- About this task -
Lines holding the string "fanteam" are the ones to copy; find them all in the data.
____ Task data
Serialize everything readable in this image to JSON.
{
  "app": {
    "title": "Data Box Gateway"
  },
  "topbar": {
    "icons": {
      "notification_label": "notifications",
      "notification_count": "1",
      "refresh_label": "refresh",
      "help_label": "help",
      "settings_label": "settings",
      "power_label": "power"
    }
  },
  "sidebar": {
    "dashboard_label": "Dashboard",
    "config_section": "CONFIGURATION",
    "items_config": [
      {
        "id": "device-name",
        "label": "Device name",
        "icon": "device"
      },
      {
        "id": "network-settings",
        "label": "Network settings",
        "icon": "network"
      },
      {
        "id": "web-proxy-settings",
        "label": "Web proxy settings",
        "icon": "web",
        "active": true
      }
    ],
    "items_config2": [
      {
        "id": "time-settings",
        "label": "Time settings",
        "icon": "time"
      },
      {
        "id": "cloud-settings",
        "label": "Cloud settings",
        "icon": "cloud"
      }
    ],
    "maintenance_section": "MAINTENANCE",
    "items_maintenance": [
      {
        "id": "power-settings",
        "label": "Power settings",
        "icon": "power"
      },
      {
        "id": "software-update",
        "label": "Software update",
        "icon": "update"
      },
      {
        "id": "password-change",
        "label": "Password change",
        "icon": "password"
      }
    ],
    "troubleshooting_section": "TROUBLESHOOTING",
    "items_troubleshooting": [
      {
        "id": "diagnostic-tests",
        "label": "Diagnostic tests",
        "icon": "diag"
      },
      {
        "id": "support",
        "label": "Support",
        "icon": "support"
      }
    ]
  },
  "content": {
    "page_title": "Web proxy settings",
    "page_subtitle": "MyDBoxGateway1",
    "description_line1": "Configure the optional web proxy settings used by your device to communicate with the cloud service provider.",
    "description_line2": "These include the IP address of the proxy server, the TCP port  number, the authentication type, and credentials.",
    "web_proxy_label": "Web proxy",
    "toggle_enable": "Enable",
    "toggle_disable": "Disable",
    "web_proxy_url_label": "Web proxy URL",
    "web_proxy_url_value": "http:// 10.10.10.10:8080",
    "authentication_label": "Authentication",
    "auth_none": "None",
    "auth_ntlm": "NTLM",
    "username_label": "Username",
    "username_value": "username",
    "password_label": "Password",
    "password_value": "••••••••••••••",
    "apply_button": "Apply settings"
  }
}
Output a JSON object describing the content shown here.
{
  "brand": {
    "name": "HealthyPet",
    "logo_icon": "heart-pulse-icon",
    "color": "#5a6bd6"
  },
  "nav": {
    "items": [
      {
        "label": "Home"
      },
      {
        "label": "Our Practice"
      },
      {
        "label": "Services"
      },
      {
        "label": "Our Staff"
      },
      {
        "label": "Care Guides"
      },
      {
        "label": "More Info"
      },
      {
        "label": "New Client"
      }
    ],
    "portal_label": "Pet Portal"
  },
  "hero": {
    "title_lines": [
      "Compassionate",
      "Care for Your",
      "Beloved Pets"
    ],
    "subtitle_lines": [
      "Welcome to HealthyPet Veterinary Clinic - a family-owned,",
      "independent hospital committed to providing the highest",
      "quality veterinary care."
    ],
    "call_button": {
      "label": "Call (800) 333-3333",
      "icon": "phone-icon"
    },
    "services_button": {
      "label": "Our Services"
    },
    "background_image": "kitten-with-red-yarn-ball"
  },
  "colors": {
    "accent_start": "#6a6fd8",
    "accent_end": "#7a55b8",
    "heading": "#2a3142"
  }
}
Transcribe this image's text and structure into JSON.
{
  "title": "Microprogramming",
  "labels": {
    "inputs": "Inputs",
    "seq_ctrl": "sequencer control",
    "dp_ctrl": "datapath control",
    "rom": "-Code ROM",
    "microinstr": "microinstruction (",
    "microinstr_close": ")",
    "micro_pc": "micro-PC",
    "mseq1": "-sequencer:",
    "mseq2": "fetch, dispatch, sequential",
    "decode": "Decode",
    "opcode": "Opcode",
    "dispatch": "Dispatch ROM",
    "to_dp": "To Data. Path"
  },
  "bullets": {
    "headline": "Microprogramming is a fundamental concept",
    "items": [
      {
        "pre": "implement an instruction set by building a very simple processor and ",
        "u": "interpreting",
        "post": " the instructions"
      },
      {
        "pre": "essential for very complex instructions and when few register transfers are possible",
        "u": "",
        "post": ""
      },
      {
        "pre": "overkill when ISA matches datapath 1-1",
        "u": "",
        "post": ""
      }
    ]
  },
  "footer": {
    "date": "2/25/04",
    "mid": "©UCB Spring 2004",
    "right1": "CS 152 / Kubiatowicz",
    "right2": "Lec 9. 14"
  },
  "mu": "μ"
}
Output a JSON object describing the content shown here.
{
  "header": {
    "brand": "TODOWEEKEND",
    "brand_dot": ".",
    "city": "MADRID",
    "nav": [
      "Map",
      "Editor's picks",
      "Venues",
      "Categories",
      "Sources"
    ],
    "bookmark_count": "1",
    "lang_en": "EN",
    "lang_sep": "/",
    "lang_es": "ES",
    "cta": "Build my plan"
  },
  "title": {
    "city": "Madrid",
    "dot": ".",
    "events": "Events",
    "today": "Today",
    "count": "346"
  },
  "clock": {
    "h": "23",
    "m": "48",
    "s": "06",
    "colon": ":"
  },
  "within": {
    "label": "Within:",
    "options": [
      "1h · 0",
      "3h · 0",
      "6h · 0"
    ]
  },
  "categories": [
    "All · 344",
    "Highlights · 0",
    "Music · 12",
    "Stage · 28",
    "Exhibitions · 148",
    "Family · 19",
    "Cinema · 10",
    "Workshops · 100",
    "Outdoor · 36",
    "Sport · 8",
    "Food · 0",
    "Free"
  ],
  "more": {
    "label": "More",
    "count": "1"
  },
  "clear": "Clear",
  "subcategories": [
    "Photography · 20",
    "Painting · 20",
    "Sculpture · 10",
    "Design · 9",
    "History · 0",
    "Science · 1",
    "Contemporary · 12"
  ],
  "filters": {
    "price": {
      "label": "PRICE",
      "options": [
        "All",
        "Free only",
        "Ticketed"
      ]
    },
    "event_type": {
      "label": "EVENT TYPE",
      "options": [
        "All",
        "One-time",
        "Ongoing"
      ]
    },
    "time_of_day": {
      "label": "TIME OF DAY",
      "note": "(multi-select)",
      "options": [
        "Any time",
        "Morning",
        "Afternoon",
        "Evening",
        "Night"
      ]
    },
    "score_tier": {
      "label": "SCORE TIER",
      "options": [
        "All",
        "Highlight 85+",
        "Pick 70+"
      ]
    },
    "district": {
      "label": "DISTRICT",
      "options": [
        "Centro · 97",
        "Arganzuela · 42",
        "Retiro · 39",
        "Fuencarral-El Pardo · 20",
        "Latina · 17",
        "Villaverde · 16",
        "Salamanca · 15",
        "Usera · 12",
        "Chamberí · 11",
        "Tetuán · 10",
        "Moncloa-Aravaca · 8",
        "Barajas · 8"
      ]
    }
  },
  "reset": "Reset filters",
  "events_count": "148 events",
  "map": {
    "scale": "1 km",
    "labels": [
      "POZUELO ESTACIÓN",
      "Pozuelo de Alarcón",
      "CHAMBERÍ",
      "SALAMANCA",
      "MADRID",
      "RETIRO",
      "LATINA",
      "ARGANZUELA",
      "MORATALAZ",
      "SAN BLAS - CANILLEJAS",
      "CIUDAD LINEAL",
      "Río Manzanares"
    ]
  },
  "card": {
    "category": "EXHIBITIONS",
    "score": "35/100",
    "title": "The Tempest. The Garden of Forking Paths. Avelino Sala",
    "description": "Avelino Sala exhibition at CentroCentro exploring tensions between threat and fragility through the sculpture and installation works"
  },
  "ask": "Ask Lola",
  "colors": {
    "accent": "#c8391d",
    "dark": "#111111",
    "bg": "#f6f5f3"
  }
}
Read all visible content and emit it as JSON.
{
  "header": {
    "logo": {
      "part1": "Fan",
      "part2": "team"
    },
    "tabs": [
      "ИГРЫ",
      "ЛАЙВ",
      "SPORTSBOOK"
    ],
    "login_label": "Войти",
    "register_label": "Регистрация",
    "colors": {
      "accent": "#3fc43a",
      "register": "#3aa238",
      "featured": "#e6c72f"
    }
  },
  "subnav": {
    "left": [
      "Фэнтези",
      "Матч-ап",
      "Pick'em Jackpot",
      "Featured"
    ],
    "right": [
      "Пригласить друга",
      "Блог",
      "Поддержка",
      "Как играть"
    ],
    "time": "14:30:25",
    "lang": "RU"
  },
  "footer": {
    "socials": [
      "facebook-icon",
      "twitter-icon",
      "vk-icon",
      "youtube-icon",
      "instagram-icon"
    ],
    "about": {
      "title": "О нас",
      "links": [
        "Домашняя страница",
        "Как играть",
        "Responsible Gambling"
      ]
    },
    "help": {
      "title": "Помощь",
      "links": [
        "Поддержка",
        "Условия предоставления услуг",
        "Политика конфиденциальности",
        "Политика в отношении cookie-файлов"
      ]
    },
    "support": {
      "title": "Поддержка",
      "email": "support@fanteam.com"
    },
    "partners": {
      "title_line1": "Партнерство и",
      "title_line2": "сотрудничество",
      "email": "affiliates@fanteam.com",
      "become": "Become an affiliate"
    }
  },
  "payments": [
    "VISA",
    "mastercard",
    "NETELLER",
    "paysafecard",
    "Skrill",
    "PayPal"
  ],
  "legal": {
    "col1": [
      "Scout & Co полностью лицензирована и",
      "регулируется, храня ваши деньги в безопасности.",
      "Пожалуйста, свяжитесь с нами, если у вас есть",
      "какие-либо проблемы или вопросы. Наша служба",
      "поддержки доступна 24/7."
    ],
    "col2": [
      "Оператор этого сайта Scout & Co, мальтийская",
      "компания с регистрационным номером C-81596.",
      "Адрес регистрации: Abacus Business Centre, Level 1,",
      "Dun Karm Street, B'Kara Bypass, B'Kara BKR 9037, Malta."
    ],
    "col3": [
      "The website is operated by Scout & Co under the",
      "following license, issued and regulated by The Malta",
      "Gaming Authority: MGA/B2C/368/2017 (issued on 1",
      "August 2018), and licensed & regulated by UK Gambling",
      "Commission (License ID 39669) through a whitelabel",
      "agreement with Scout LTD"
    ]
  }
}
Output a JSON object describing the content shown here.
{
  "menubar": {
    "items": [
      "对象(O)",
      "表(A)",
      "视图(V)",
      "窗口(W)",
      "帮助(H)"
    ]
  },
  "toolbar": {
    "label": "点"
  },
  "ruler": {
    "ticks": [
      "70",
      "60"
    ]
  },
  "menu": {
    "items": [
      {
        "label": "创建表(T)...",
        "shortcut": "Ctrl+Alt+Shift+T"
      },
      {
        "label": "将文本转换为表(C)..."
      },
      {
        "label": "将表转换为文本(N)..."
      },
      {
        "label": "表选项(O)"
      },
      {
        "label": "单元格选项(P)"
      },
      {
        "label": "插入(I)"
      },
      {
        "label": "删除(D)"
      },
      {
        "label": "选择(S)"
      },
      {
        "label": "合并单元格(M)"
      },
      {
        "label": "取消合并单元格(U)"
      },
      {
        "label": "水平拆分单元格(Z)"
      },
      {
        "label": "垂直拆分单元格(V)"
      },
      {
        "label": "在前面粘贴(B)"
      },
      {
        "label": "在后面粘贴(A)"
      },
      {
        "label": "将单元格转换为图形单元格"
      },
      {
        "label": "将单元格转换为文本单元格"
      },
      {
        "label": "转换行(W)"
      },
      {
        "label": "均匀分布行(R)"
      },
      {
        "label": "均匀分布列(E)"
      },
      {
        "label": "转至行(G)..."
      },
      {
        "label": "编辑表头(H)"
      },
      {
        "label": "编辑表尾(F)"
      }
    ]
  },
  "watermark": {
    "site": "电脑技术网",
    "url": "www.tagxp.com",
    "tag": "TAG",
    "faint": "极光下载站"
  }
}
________
- Output for this exercise -
      "email": "support@fanteam.com"
      "email": "affiliates@fanteam.com",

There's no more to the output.